798049202984783337.jpg
Abstract of Identity by Charmaine Papertalk-Green, 2007
Identity single work   poetry   "Who am I?"
Issue Details: First known date: 2007 2007
AustLit is a subscription service. The content and services available here are limited because you have not been recognised as a subscriber. Find out how to gain full access to AustLit

Publication Details of Only Known VersionEarliest 2 Known Versions of

  • Appears in:
    y Just Like That and Other Poems Charmaine Papertalk-Green , Fremantle : Fremantle Press , 2007 Z1382247 2007 selected work poetry

    'Charmaine Papertalk-Green’s poetry is intense and direct. She says what she means and is willing to take on issues that affect her community from outside and from within. She writes of Indigenous loss, but also about tensions and conflicts among her own people. For Papertalk-Green, culture isn’t in the past, it’s all around in the here and now.' (Source: Publisher's website)

    Fremantle : Fremantle Press , 2007
    pg. 34

Works about this Work

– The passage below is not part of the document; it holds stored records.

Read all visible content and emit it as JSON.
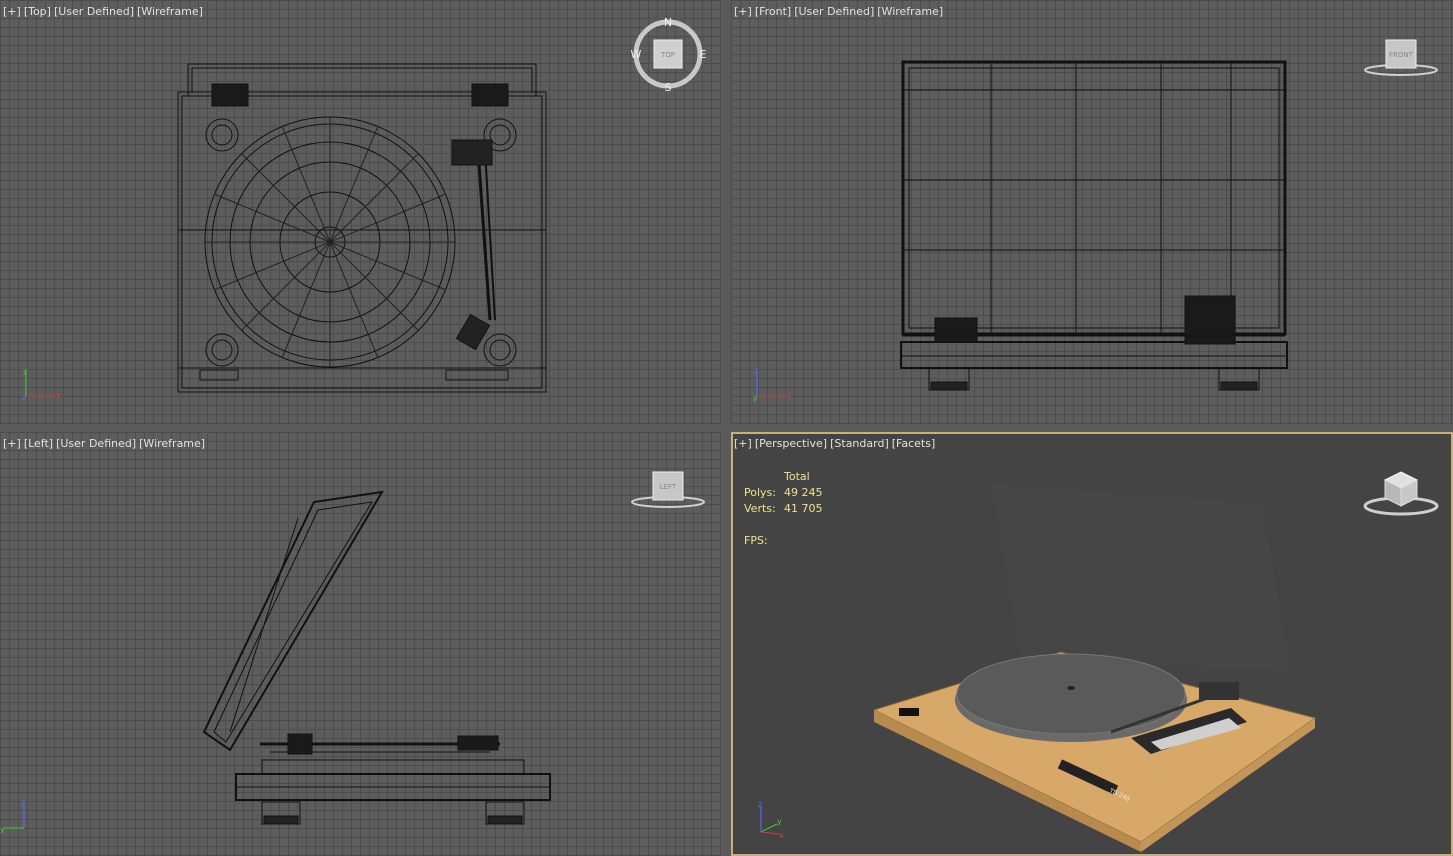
{
  "viewports": {
    "top": {
      "labels": [
        "[+]",
        "[Top]",
        "[User Defined]",
        "[Wireframe]"
      ],
      "cube": "TOP",
      "compass": {
        "n": "N",
        "s": "S",
        "e": "E",
        "w": "W"
      }
    },
    "front": {
      "labels": [
        "[+]",
        "[Front]",
        "[User Defined]",
        "[Wireframe]"
      ],
      "cube": "FRONT"
    },
    "left": {
      "labels": [
        "[+]",
        "[Left]",
        "[User Defined]",
        "[Wireframe]"
      ],
      "cube": "LEFT"
    },
    "perspective": {
      "labels": [
        "[+]",
        "[Perspective]",
        "[Standard]",
        "[Facets]"
      ]
    }
  },
  "stats": {
    "header": "Total",
    "polys_label": "Polys:",
    "polys_value": "49 245",
    "verts_label": "Verts:",
    "verts_value": "41 705",
    "fps_label": "FPS:"
  },
  "axes": {
    "x": "x",
    "y": "y",
    "z": "z"
  },
  "colors": {
    "active_border": "#c8b07a",
    "stats_text": "#f2e28a",
    "wood": "#d9a86a",
    "platter": "#5a5a5a"
  },
  "model": {
    "brand_label": "TD 240"
  }
}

BlackWords : Writers on Identity Anita Heiss , 2014 single work criticism
— Appears in: JASAL , vol. 14 no. 3 2014; The BlackWords Essays 2015; (p. 2)
'In the 1960s Oodgeroo Noonuccal (then Kath Walker) hit the literary limelight as Australia’s first published ‘Aboriginal poet’ and since then Aboriginal writers have used their work as a form of self-definition and to defend our rights to our identity. Many authors are inspired by the need to redress historical government definitions of Aboriginality, to reclaim pride in First Nation status, to explain the diversity of Aboriginal experience, and to demonstrate the realities and complexities of ‘being Aboriginal’ in the 21st century.' (Author's introduction)
BlackWords : Writers on Identity Anita Heiss , 2014 single work criticism
— Appears in: JASAL , vol. 14 no. 3 2014; The BlackWords Essays 2015; (p. 2)
'In the 1960s Oodgeroo Noonuccal (then Kath Walker) hit the literary limelight as Australia’s first published ‘Aboriginal poet’ and since then Aboriginal writers have used their work as a form of self-definition and to defend our rights to our identity. Many authors are inspired by the need to redress historical government definitions of Aboriginality, to reclaim pride in First Nation status, to explain the diversity of Aboriginal experience, and to demonstrate the realities and complexities of ‘being Aboriginal’ in the 21st century.' (Author's introduction)
Last amended 24 Jun 2015 11:39:16
Explore:
6942579
8711448
6939401
8711002
Newspapers:
    Powered by Trove
    X